[Exercise brief]
Go through the entries below and pick out every line with "ACQUISTI".

[Data for processing]
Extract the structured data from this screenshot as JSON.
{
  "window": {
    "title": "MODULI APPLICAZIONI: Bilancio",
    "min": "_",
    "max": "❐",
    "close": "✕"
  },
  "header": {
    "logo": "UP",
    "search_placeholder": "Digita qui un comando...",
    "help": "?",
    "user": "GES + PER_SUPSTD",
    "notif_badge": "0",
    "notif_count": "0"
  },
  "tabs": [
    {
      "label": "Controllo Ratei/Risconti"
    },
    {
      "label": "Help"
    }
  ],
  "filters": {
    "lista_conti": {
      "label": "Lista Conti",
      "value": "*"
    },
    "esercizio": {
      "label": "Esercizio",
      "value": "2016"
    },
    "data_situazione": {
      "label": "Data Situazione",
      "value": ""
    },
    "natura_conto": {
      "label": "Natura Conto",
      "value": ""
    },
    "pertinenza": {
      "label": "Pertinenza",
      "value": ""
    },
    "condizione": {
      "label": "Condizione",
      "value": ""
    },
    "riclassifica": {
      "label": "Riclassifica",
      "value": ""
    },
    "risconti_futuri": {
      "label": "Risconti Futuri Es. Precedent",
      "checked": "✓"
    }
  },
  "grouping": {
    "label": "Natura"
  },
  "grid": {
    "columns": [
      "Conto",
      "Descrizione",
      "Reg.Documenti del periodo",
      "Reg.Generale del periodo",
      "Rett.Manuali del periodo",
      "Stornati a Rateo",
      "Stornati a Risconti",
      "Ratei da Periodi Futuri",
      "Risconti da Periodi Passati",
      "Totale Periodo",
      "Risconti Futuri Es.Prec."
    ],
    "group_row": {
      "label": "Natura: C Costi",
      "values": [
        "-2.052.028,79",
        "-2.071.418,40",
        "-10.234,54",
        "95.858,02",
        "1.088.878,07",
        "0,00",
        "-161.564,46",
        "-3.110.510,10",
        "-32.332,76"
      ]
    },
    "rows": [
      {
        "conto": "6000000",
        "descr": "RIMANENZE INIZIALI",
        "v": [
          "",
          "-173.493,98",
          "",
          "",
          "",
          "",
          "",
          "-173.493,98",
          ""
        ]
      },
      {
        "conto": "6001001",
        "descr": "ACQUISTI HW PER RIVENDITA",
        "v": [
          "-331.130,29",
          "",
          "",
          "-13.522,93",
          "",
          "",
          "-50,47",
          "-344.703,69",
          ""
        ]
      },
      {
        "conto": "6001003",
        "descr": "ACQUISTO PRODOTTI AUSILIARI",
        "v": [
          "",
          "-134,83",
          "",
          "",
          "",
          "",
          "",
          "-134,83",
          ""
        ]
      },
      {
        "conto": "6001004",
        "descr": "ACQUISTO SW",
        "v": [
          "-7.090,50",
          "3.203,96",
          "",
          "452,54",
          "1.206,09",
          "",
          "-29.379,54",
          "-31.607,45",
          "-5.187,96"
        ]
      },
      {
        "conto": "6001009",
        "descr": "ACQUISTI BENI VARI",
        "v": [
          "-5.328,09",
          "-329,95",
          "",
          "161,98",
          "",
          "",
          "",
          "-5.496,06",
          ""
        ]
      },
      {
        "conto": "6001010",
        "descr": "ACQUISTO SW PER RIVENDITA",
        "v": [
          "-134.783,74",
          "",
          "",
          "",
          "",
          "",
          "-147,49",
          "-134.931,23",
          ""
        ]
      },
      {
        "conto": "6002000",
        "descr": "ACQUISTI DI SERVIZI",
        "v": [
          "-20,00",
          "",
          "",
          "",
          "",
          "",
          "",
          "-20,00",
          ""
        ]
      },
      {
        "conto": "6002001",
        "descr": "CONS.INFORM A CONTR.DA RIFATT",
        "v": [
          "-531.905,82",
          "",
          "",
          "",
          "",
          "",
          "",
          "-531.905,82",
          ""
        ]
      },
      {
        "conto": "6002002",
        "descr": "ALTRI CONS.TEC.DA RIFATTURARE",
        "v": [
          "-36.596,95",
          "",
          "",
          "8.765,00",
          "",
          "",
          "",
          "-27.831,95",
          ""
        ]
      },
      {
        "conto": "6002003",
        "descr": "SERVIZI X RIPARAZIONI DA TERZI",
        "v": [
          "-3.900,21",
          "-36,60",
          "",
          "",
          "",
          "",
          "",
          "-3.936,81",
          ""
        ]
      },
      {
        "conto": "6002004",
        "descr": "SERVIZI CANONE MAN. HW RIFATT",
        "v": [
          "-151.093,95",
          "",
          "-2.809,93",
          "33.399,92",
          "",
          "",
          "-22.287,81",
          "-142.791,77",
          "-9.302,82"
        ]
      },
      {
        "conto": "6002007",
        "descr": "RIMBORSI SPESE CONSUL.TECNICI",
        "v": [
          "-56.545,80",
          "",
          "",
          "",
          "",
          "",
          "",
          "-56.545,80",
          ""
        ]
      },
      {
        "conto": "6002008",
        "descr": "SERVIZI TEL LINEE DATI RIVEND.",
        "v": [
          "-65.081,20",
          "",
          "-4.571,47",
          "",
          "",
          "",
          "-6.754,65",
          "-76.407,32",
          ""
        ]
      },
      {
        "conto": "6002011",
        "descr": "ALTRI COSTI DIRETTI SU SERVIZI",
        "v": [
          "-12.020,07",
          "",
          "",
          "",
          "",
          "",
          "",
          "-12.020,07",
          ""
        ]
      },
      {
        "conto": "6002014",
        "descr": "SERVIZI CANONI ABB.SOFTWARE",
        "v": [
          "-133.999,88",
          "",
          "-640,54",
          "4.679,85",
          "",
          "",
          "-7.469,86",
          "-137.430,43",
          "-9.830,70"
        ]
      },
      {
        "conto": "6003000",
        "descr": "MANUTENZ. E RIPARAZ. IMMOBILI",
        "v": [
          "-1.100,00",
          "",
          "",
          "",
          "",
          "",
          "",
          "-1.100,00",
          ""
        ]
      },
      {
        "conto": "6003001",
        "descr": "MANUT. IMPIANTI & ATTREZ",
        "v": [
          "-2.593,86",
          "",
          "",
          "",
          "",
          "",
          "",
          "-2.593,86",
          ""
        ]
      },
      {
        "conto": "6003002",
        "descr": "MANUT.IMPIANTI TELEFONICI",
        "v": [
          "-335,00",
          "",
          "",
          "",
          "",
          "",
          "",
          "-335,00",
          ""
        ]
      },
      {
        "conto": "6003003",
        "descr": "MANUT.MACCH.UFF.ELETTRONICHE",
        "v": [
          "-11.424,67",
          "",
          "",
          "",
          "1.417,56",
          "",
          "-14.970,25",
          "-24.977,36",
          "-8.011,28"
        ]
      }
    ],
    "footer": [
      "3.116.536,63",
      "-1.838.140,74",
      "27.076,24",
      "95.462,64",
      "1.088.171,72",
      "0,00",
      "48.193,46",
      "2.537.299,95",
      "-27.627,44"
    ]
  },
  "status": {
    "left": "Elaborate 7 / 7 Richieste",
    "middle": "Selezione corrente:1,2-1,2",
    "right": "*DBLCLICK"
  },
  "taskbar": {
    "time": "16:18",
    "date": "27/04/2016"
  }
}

[Solution]
        "descr": "ACQUISTI HW PER RIVENDITA",
        "descr": "ACQUISTI BENI VARI",
        "descr": "ACQUISTI DI SERVIZI",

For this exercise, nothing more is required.